### What to work on
Each line of the data below containing "this" needs to be listed.

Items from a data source
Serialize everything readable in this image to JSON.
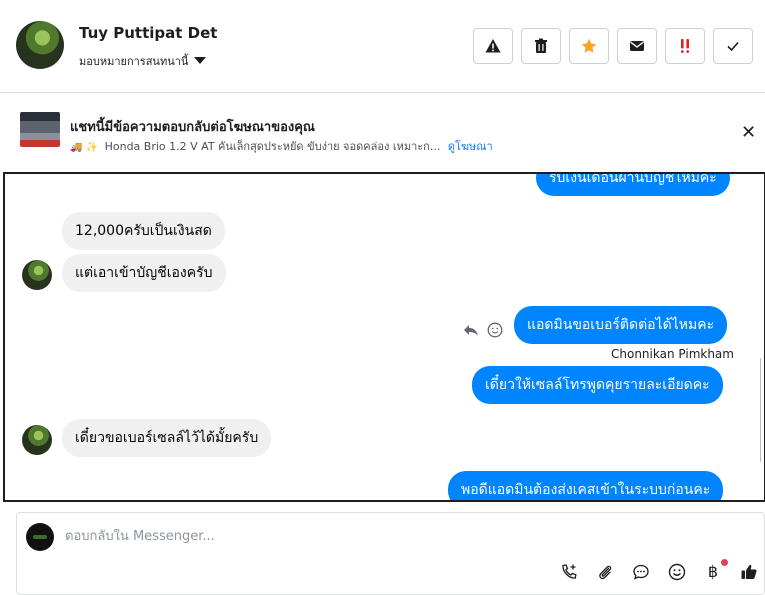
{
  "header": {
    "name": "Tuy Puttipat Det",
    "assign_label": "มอบหมายการสนทนานี้",
    "actions": [
      {
        "icon": "warning-icon"
      },
      {
        "icon": "trash-icon"
      },
      {
        "icon": "star-icon",
        "color": "#f5a623"
      },
      {
        "icon": "mail-icon"
      },
      {
        "icon": "exclamation-icon",
        "color": "#e02020"
      },
      {
        "icon": "check-icon"
      }
    ]
  },
  "ad": {
    "title": "แชทนี้มีข้อความตอบกลับต่อโฆษณาของคุณ",
    "emojis": "🚚 ✨",
    "description": "Honda Brio 1.2 V AT คันเล็กสุดประหยัด ขับง่าย จอดคล่อง เหมาะก...",
    "link_label": "ดูโฆษณา",
    "close_icon": "close-icon"
  },
  "thread": {
    "messages": [
      {
        "direction": "out",
        "text": "รับเงินเดือนผ่านบัญชีไหมคะ"
      },
      {
        "direction": "in",
        "text": "12,000ครับเป็นเงินสด"
      },
      {
        "direction": "in",
        "text": "แต่เอาเข้าบัญชีเองครับ"
      },
      {
        "direction": "out",
        "text": "แอดมินขอเบอร์ติดต่อได้ไหมคะ",
        "sender": "Chonnikan Pimkham"
      },
      {
        "direction": "out",
        "text": "เดี๋ยวให้เซลล์โทรพูดคุยรายละเอียดคะ"
      },
      {
        "direction": "in",
        "text": "เดี๋ยวขอเบอร์เซลล์ไว้ได้มั้ยครับ"
      },
      {
        "direction": "out",
        "text": "พอดีแอดมินต้องส่งเคสเข้าในระบบก่อนคะ"
      }
    ],
    "colors": {
      "outgoing": "#0084ff",
      "incoming": "#f0f0f0"
    }
  },
  "composer": {
    "placeholder": "ตอบกลับใน Messenger...",
    "tools": [
      "call-plus-icon",
      "attachment-icon",
      "saved-reply-icon",
      "emoji-icon",
      "payment-baht-icon",
      "thumbs-up-icon"
    ],
    "baht_symbol": "฿"
  }
}
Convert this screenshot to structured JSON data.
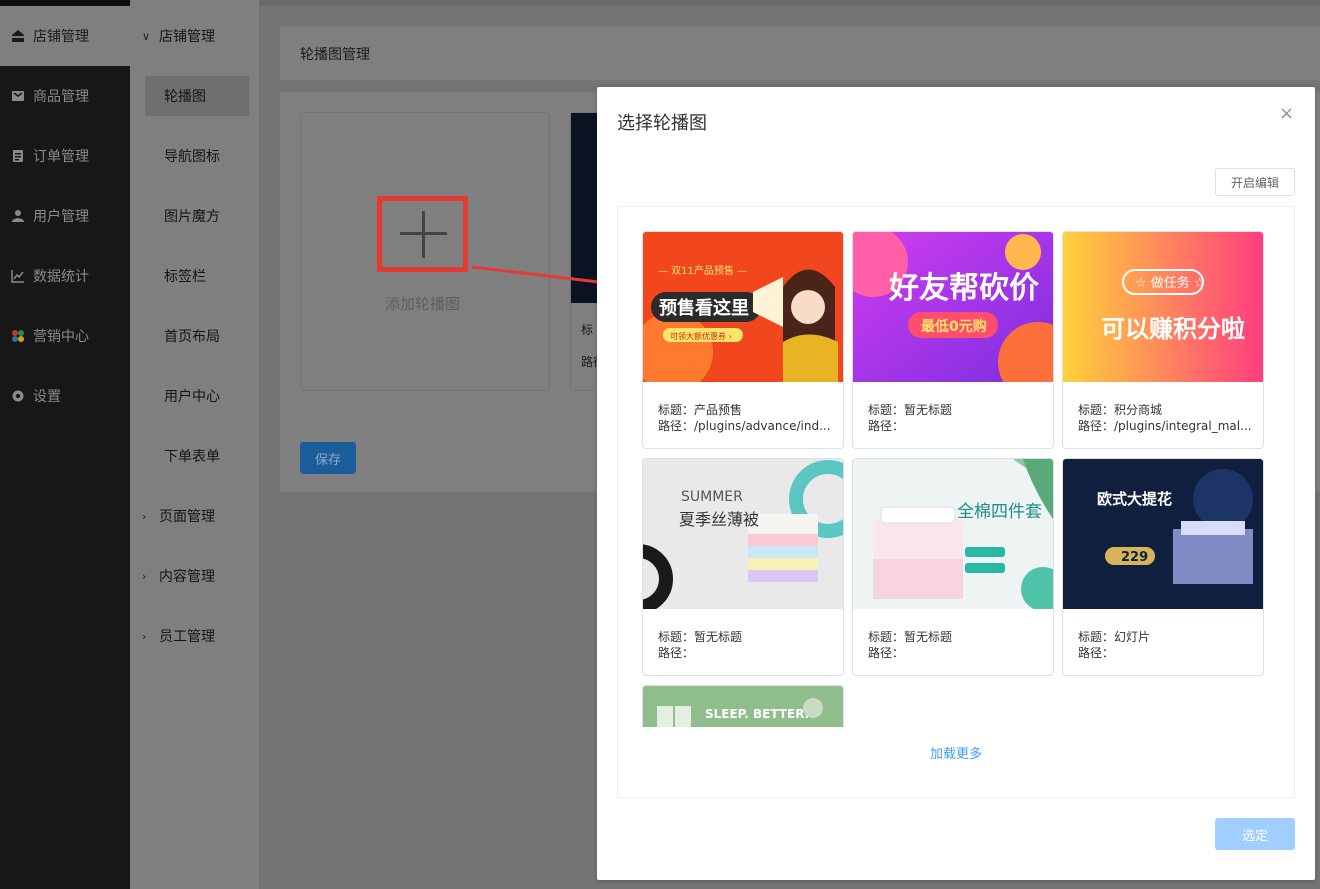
{
  "nav": {
    "items": [
      {
        "label": "店铺管理",
        "icon": "shop-icon",
        "active": true
      },
      {
        "label": "商品管理",
        "icon": "goods-icon"
      },
      {
        "label": "订单管理",
        "icon": "order-icon"
      },
      {
        "label": "用户管理",
        "icon": "user-icon"
      },
      {
        "label": "数据统计",
        "icon": "chart-icon"
      },
      {
        "label": "营销中心",
        "icon": "marketing-icon"
      },
      {
        "label": "设置",
        "icon": "gear-icon"
      }
    ]
  },
  "submenu": {
    "group_open": "店铺管理",
    "items": [
      "轮播图",
      "导航图标",
      "图片魔方",
      "标签栏",
      "首页布局",
      "用户中心",
      "下单表单"
    ],
    "groups_closed": [
      "页面管理",
      "内容管理",
      "员工管理"
    ]
  },
  "main": {
    "panel_title": "轮播图管理",
    "add_label": "添加轮播图",
    "bg_card_title": "标",
    "bg_card_path": "路径",
    "save_label": "保存"
  },
  "dialog": {
    "title": "选择轮播图",
    "close_glyph": "×",
    "edit_label": "开启编辑",
    "load_more": "加载更多",
    "confirm_label": "选定",
    "cards": [
      {
        "title": "标题：产品预售",
        "path": "路径：/plugins/advance/ind...",
        "banner": [
          "— 双11产品预售 —",
          "预售看这里",
          "可领大额优惠券 ›"
        ]
      },
      {
        "title": "标题：暂无标题",
        "path": "路径：",
        "banner": [
          "好友帮砍价",
          "最低0元购"
        ]
      },
      {
        "title": "标题：积分商城",
        "path": "路径：/plugins/integral_mal...",
        "banner": [
          "☆ 做任务 ☆",
          "可以赚积分啦"
        ]
      },
      {
        "title": "标题：暂无标题",
        "path": "路径：",
        "banner": [
          "SUMMER",
          "夏季丝薄被"
        ]
      },
      {
        "title": "标题：暂无标题",
        "path": "路径：",
        "banner": [
          "全棉四件套"
        ]
      },
      {
        "title": "标题：幻灯片",
        "path": "路径：",
        "banner": [
          "欧式大提花",
          "229"
        ]
      },
      {
        "banner": [
          "SLEEP. BETTER."
        ]
      }
    ]
  },
  "colors": {
    "nav_bg": "#171717",
    "accent": "#409eff",
    "highlight_red": "#e53a32",
    "confirm_disabled": "#a0cfff"
  }
}
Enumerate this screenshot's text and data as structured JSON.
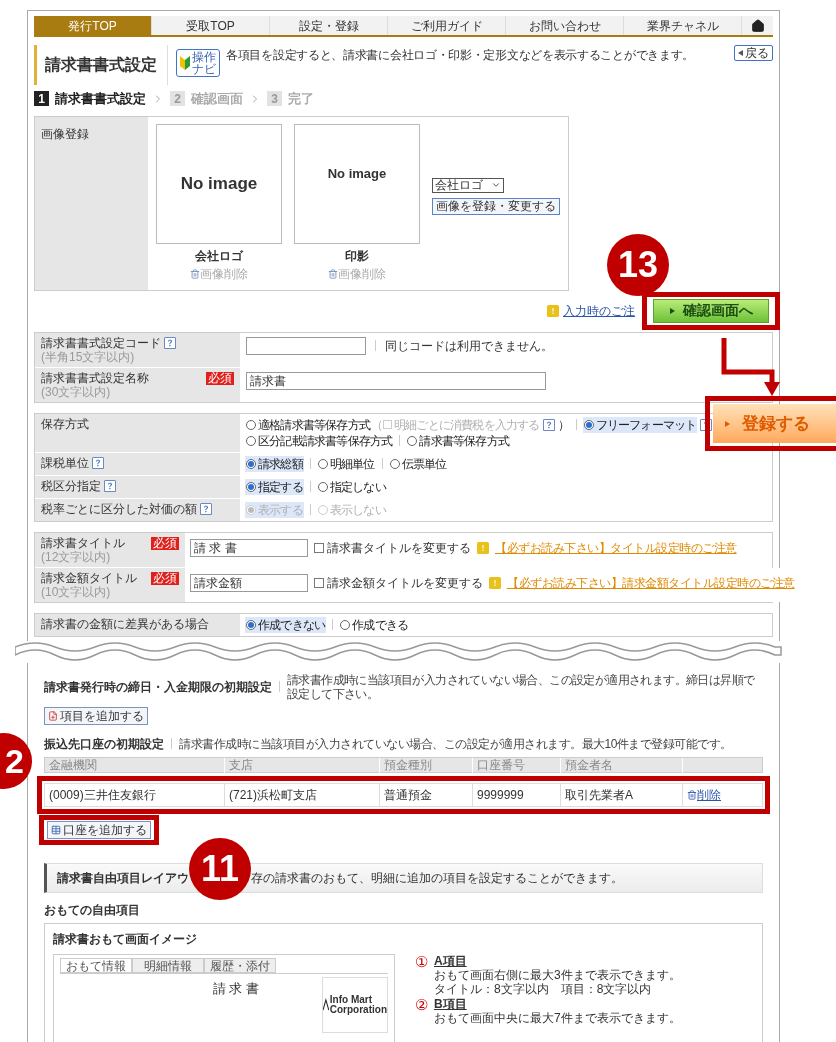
{
  "nav": {
    "tabs": [
      {
        "label": "発行TOP",
        "selected": true
      },
      {
        "label": "受取TOP",
        "selected": false
      },
      {
        "label": "設定・登録",
        "selected": false
      },
      {
        "label": "ご利用ガイド",
        "selected": false
      },
      {
        "label": "お問い合わせ",
        "selected": false
      },
      {
        "label": "業界チャネル",
        "selected": false
      }
    ]
  },
  "header": {
    "title": "請求書書式設定",
    "nav_button": [
      "操作",
      "ナビ"
    ],
    "description": "各項目を設定すると、請求書に会社ロゴ・印影・定形文などを表示することができます。",
    "back_button": "戻る"
  },
  "steps": [
    {
      "number": "1",
      "label": "請求書書式設定",
      "selected": true
    },
    {
      "number": "2",
      "label": "確認画面",
      "selected": false
    },
    {
      "number": "3",
      "label": "完了",
      "selected": false
    }
  ],
  "image_registration": {
    "label": "画像登録",
    "images": [
      {
        "placeholder": "No image",
        "caption": "会社ロゴ",
        "delete_link": "画像削除"
      },
      {
        "placeholder": "No image",
        "caption": "印影",
        "delete_link": "画像削除"
      }
    ],
    "select_value": "会社ロゴ",
    "register_button": "画像を登録・変更する"
  },
  "notice_link": "入力時のご注",
  "confirm_button": "確認画面へ",
  "form_groups": [
    {
      "rows": [
        {
          "kind": "text",
          "label": "請求書書式設定コード",
          "help": true,
          "sublabel": "(半角15文字以内)",
          "note": "同じコードは利用できません。"
        },
        {
          "kind": "text",
          "label": "請求書書式設定名称",
          "sublabel": "(30文字以内)",
          "required": "必須",
          "value": "請求書"
        }
      ]
    },
    {
      "rows": [
        {
          "kind": "radio",
          "label": "保存方式",
          "lines": [
            [
              {
                "label": "適格請求書等保存方式",
                "selected": false,
                "disabled": false,
                "sub_option": {
                  "open": "（",
                  "label": "明細ごとに消費税を入力する",
                  "checked": false,
                  "help": true,
                  "close": "）"
                }
              },
              {
                "label": "フリーフォーマット",
                "selected": true,
                "disabled": false,
                "help": true
              }
            ],
            [
              {
                "label": "区分記載請求書等保存方式",
                "selected": false,
                "disabled": false
              },
              {
                "label": "請求書等保存方式",
                "selected": false,
                "disabled": false
              }
            ]
          ]
        },
        {
          "kind": "radio",
          "label": "課税単位",
          "help": true,
          "lines": [
            [
              {
                "label": "請求総額",
                "selected": true,
                "disabled": false
              },
              {
                "label": "明細単位",
                "selected": false,
                "disabled": false
              },
              {
                "label": "伝票単位",
                "selected": false,
                "disabled": false
              }
            ]
          ]
        },
        {
          "kind": "radio",
          "label": "税区分指定",
          "help": true,
          "lines": [
            [
              {
                "label": "指定する",
                "selected": true,
                "disabled": false
              },
              {
                "label": "指定しない",
                "selected": false,
                "disabled": false
              }
            ]
          ]
        },
        {
          "kind": "radio",
          "label": "税率ごとに区分した対価の額",
          "help": true,
          "lines": [
            [
              {
                "label": "表示する",
                "selected": true,
                "disabled": true
              },
              {
                "label": "表示しない",
                "selected": false,
                "disabled": true
              }
            ]
          ]
        }
      ]
    },
    {
      "rows": [
        {
          "kind": "title",
          "label": "請求書タイトル",
          "sublabel": "(12文字以内)",
          "required": "必須",
          "value": "請 求 書",
          "checkbox": {
            "label": "請求書タイトルを変更する",
            "checked": false
          },
          "warning_link": "【必ずお読み下さい】タイトル設定時のご注意"
        },
        {
          "kind": "title",
          "label": "請求金額タイトル",
          "sublabel": "(10文字以内)",
          "required": "必須",
          "value": "請求金額",
          "checkbox": {
            "label": "請求金額タイトルを変更する",
            "checked": false
          },
          "warning_link": "【必ずお読み下さい】請求金額タイトル設定時のご注意"
        }
      ]
    },
    {
      "rows": [
        {
          "kind": "radio",
          "label": "請求書の金額に差異がある場合",
          "lines": [
            [
              {
                "label": "作成できない",
                "selected": true,
                "disabled": false
              },
              {
                "label": "作成できる",
                "selected": false,
                "disabled": false
              }
            ]
          ]
        }
      ]
    }
  ],
  "deadline_section": {
    "title": "請求書発行時の締日・入金期限の初期設定",
    "note": "請求書作成時に当該項目が入力されていない場合、この設定が適用されます。締日は昇順で設定して下さい。",
    "add_button": "項目を追加する"
  },
  "bank_section": {
    "title": "振込先口座の初期設定",
    "note": "請求書作成時に当該項目が入力されていない場合、この設定が適用されます。最大10件まで登録可能です。",
    "columns": [
      "金融機関",
      "支店",
      "預金種別",
      "口座番号",
      "預金者名"
    ],
    "rows": [
      {
        "cells": [
          "(0009)三井住友銀行",
          "(721)浜松町支店",
          "普通預金",
          "9999999",
          "取引先業者A"
        ],
        "delete_link": "削除"
      }
    ],
    "add_button": "口座を追加する"
  },
  "free_layout": {
    "heading": "請求書自由項目レイアウ",
    "description": "存の請求書のおもて、明細に追加の項目を設定することができます。",
    "subheading": "おもての自由項目",
    "card_title": "請求書おもて画面イメージ",
    "preview": {
      "tabs": [
        "おもて情報",
        "明細情報",
        "履歴・添付"
      ],
      "title": "請 求 書",
      "logo": [
        "Info Mart",
        "Corporation"
      ]
    },
    "items": [
      {
        "number": "①",
        "title": "A項目",
        "lines": [
          "おもて画面右側に最大3件まで表示できます。",
          "タイトル：8文字以内　項目：8文字以内"
        ]
      },
      {
        "number": "②",
        "title": "B項目",
        "lines": [
          "おもて画面中央に最大7件まで表示できます。"
        ]
      }
    ]
  },
  "callouts": {
    "markers": [
      "13",
      "2",
      "11"
    ],
    "register_button": "登録する"
  }
}
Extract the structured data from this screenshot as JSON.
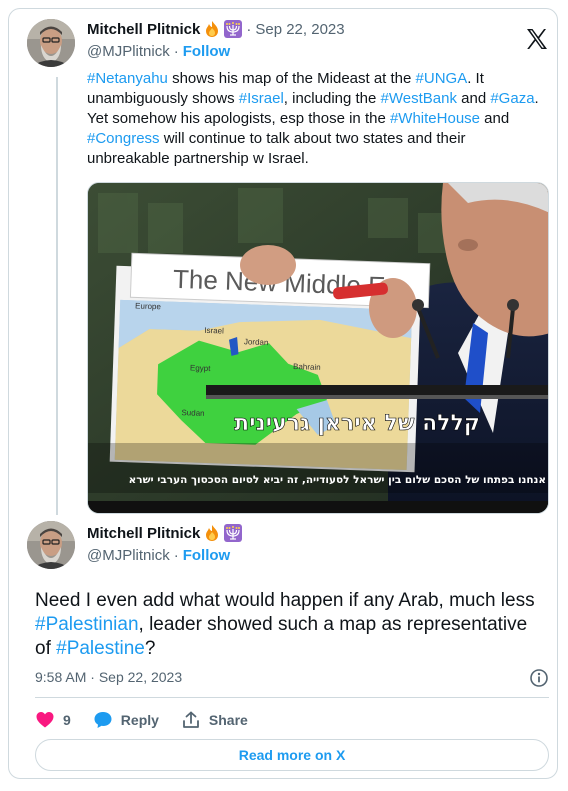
{
  "tweet1": {
    "author_name": "Mitchell Plitnick",
    "emoji_1": "fire-icon",
    "emoji_2": "menorah-icon",
    "date_sep": "·",
    "date": "Sep 22, 2023",
    "handle": "@MJPlitnick",
    "handle_sep": "·",
    "follow_label": "Follow",
    "text_segments": [
      {
        "type": "tag",
        "text": "#Netanyahu"
      },
      {
        "type": "text",
        "text": " shows his map of the Mideast at the "
      },
      {
        "type": "tag",
        "text": "#UNGA"
      },
      {
        "type": "text",
        "text": ". It unambiguously shows "
      },
      {
        "type": "tag",
        "text": "#Israel"
      },
      {
        "type": "text",
        "text": ", including the "
      },
      {
        "type": "tag",
        "text": "#WestBank"
      },
      {
        "type": "text",
        "text": " and "
      },
      {
        "type": "tag",
        "text": "#Gaza"
      },
      {
        "type": "text",
        "text": ". Yet somehow his apologists, esp those in the "
      },
      {
        "type": "tag",
        "text": "#WhiteHouse"
      },
      {
        "type": "text",
        "text": " and "
      },
      {
        "type": "tag",
        "text": "#Congress"
      },
      {
        "type": "text",
        "text": " will continue to talk about two states and their unbreakable partnership w Israel."
      }
    ],
    "media": {
      "sign_text": "The New Middle E",
      "map_labels": {
        "europe": "Europe",
        "israel": "Israel",
        "jordan": "Jordan",
        "egypt": "Egypt",
        "bahrain": "Bahrain",
        "sudan": "Sudan"
      },
      "caption_main": "קללה של איראן גרעינית",
      "caption_sub": "אנחנו בפתחו של הסכם שלום בין ישראל לסעודייה, זה יביא לסיום הסכסוך הערבי ישרא"
    }
  },
  "tweet2": {
    "author_name": "Mitchell Plitnick",
    "emoji_1": "fire-icon",
    "emoji_2": "menorah-icon",
    "handle": "@MJPlitnick",
    "handle_sep": "·",
    "follow_label": "Follow",
    "text_segments": [
      {
        "type": "text",
        "text": "Need I even add what would happen if any Arab, much less "
      },
      {
        "type": "tag",
        "text": "#Palestinian"
      },
      {
        "type": "text",
        "text": ", leader showed such a map as representative of "
      },
      {
        "type": "tag",
        "text": "#Palestine"
      },
      {
        "type": "text",
        "text": "?"
      }
    ],
    "time": "9:58 AM",
    "meta_sep": "·",
    "date": "Sep 22, 2023"
  },
  "actions": {
    "like_count": "9",
    "reply_label": "Reply",
    "share_label": "Share"
  },
  "read_more_label": "Read more on X",
  "colors": {
    "accent": "#1d9bf0",
    "like": "#f91880",
    "text": "#0f1419",
    "muted": "#536471",
    "border": "#cfd9de"
  }
}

### Answer area
Serialize everything readable in this image to JSON.
Convert this screenshot to structured JSON data.
Enumerate this screenshot's text and data as structured JSON.
Extract the structured data from this screenshot as JSON.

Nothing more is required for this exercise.